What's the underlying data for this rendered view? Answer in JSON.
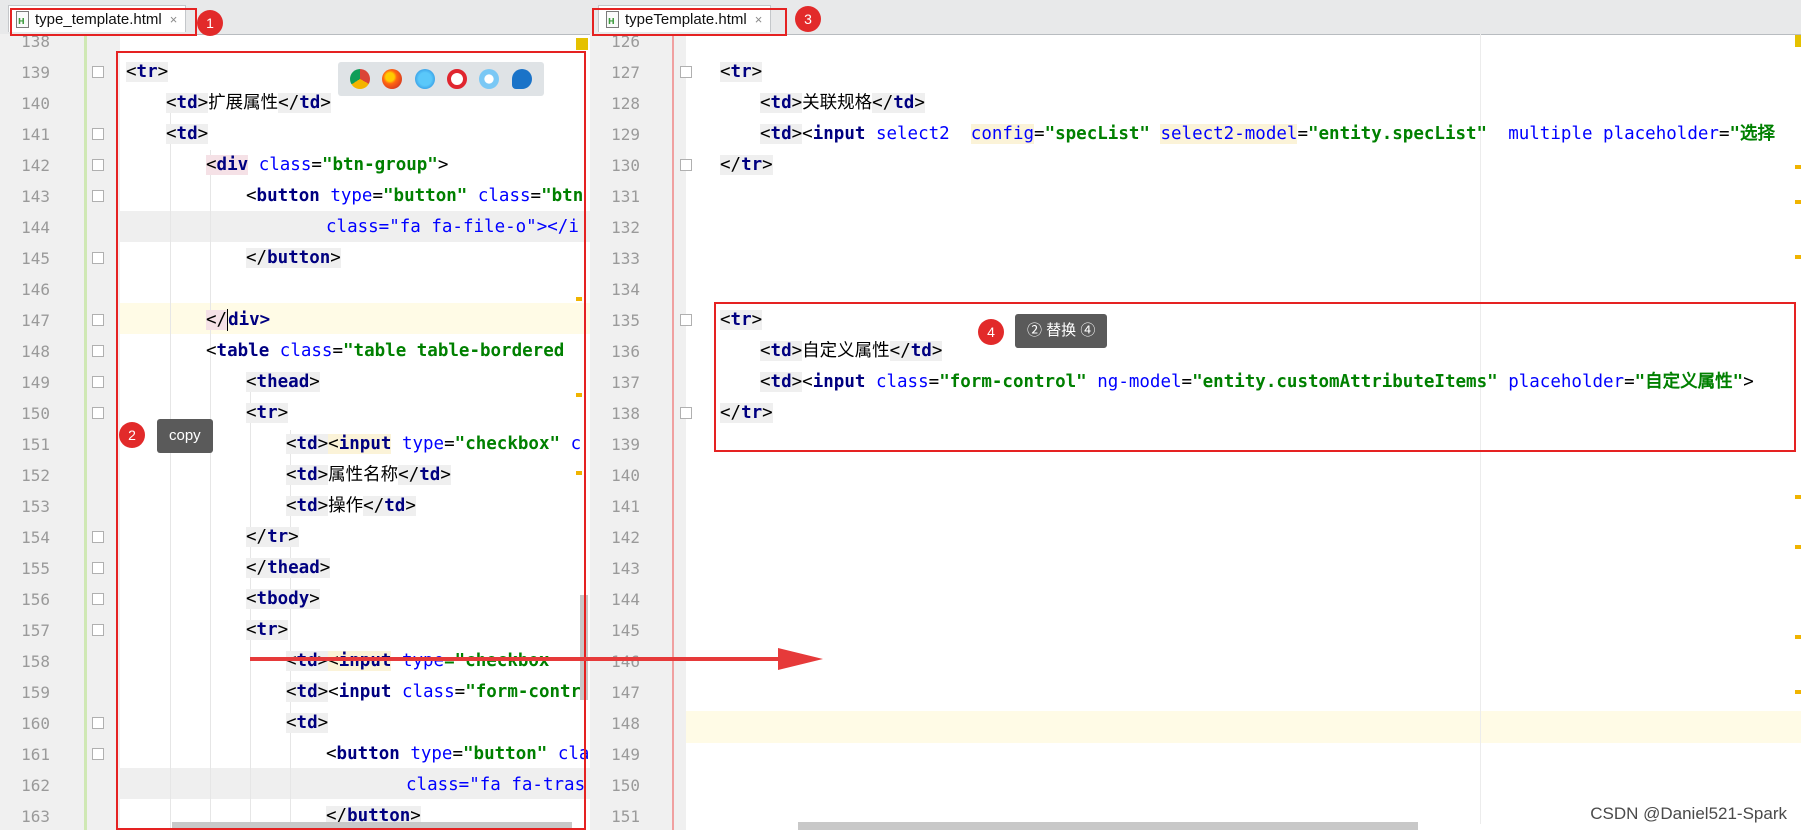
{
  "left_tab": {
    "title": "type_template.html",
    "close": "×"
  },
  "right_tab": {
    "title": "typeTemplate.html",
    "close": "×"
  },
  "badges": {
    "b1": "1",
    "b2": "2",
    "b3": "3",
    "b4": "4"
  },
  "tooltips": {
    "copy": "copy",
    "replace": "② 替换 ④"
  },
  "browser_icons": [
    "chrome-icon",
    "firefox-icon",
    "safari-icon",
    "opera-icon",
    "ie-icon",
    "edge-icon"
  ],
  "colors": {
    "annotation_red": "#e52222",
    "tag": "#000080",
    "attr": "#0000ff",
    "value": "#008000"
  },
  "left_editor": {
    "line_numbers": [
      "138",
      "139",
      "140",
      "141",
      "142",
      "143",
      "144",
      "145",
      "146",
      "147",
      "148",
      "149",
      "150",
      "151",
      "152",
      "153",
      "154",
      "155",
      "156",
      "157",
      "158",
      "159",
      "160",
      "161",
      "162",
      "163"
    ],
    "l139": {
      "tag": "tr"
    },
    "l140": {
      "tag": "td",
      "text": "扩展属性"
    },
    "l141": {
      "tag": "td"
    },
    "l142": {
      "tag": "div",
      "attr": "class",
      "val": "\"btn-group\""
    },
    "l143": {
      "tag": "button",
      "attr1": "type",
      "val1": "\"button\"",
      "attr2": "class",
      "val2": "\"btn"
    },
    "l144": {
      "text": "class=\"fa fa-file-o\"></i"
    },
    "l145": {
      "tag": "button"
    },
    "l147": {
      "pre": "</",
      "post": "div>"
    },
    "l148": {
      "tag": "table",
      "attr": "class",
      "val": "\"table table-bordered"
    },
    "l149": {
      "tag": "thead"
    },
    "l150": {
      "tag": "tr"
    },
    "l151": {
      "tag": "td",
      "tag2": "input",
      "attr": "type",
      "val": "\"checkbox\"",
      "rest": "c"
    },
    "l152": {
      "tag": "td",
      "text": "属性名称"
    },
    "l153": {
      "tag": "td",
      "text": "操作"
    },
    "l154": {
      "tag": "tr"
    },
    "l155": {
      "tag": "thead"
    },
    "l156": {
      "tag": "tbody"
    },
    "l157": {
      "tag": "tr"
    },
    "l158": {
      "tag": "td",
      "tag2": "input",
      "attr": "type",
      "val": "=\"checkbox"
    },
    "l159": {
      "tag": "td",
      "tag2": "input",
      "attr": "class",
      "val": "\"form-contr"
    },
    "l160": {
      "tag": "td"
    },
    "l161": {
      "tag": "button",
      "attr": "type",
      "val": "\"button\"",
      "rest": "cla"
    },
    "l162": {
      "text": "class=\"fa fa-tras"
    },
    "l163": {
      "tag": "button"
    }
  },
  "right_editor": {
    "line_numbers": [
      "126",
      "127",
      "128",
      "129",
      "130",
      "131",
      "132",
      "133",
      "134",
      "135",
      "136",
      "137",
      "138",
      "139",
      "140",
      "141",
      "142",
      "143",
      "144",
      "145",
      "146",
      "147",
      "148",
      "149",
      "150",
      "151"
    ],
    "r127": {
      "tag": "tr"
    },
    "r128": {
      "tag": "td",
      "text": "关联规格"
    },
    "r129": {
      "tag": "td",
      "tag2": "input",
      "attr1": "select2",
      "attr2": "config",
      "val2": "\"specList\"",
      "attr3": "select2-model",
      "val3": "\"entity.specList\"",
      "attr4": "multiple",
      "attr5": "placeholder",
      "val5": "\"选择"
    },
    "r130": {
      "tag": "tr"
    },
    "r135": {
      "tag": "tr"
    },
    "r136": {
      "tag": "td",
      "text": "自定义属性"
    },
    "r137": {
      "tag": "td",
      "tag2": "input",
      "attr1": "class",
      "val1": "\"form-control\"",
      "attr2": "ng-model",
      "val2": "\"entity.customAttributeItems\"",
      "attr3": "placeholder",
      "val3": "\"自定义属性\""
    },
    "r138": {
      "tag": "tr"
    }
  },
  "watermark": "CSDN @Daniel521-Spark"
}
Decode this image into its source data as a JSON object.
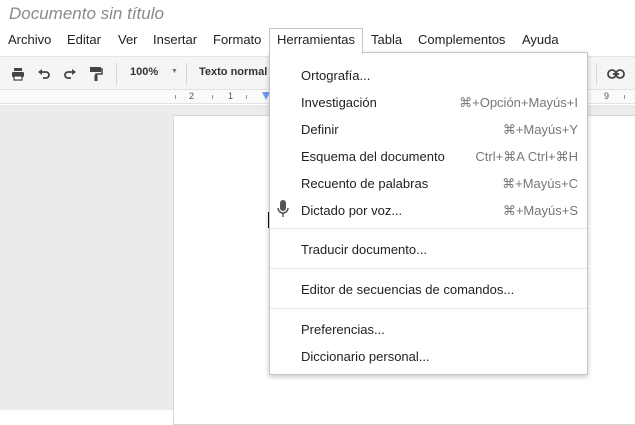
{
  "document": {
    "title": "Documento sin título"
  },
  "menubar": {
    "items": [
      "Archivo",
      "Editar",
      "Ver",
      "Insertar",
      "Formato",
      "Herramientas",
      "Tabla",
      "Complementos",
      "Ayuda"
    ]
  },
  "toolbar": {
    "zoom": "100%",
    "style": "Texto normal",
    "icons": [
      "print-icon",
      "undo-icon",
      "redo-icon",
      "paint-format-icon",
      "link-icon"
    ]
  },
  "ruler": {
    "labels": [
      "2",
      "1",
      "9"
    ]
  },
  "menu": {
    "name": "Herramientas",
    "items": [
      {
        "label": "Ortografía...",
        "shortcut": ""
      },
      {
        "label": "Investigación",
        "shortcut": "⌘+Opción+Mayús+I"
      },
      {
        "label": "Definir",
        "shortcut": "⌘+Mayús+Y"
      },
      {
        "label": "Esquema del documento",
        "shortcut": "Ctrl+⌘A Ctrl+⌘H"
      },
      {
        "label": "Recuento de palabras",
        "shortcut": "⌘+Mayús+C"
      },
      {
        "label": "Dictado por voz...",
        "shortcut": "⌘+Mayús+S",
        "icon": "microphone-icon"
      },
      {
        "label": "Traducir documento..."
      },
      {
        "label": "Editor de secuencias de comandos..."
      },
      {
        "label": "Preferencias..."
      },
      {
        "label": "Diccionario personal..."
      }
    ]
  }
}
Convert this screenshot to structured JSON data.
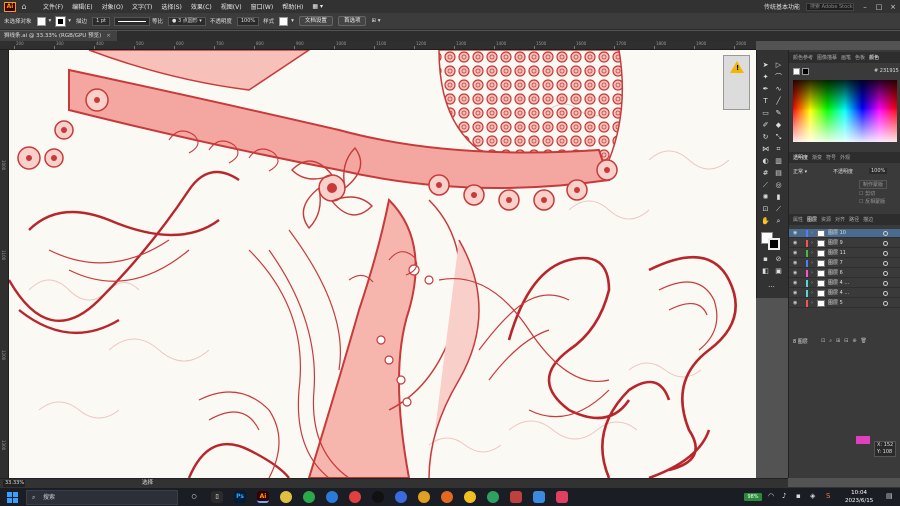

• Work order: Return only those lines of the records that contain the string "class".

• Written response:
      "attr": "class",
      "attr2": "class",
      "text": "class=\"fa fa-file-o\"></i"
      "attr": "class",
      "attr": "class",
      "text": "class=\"fa fa-tras"
      "attr1": "class",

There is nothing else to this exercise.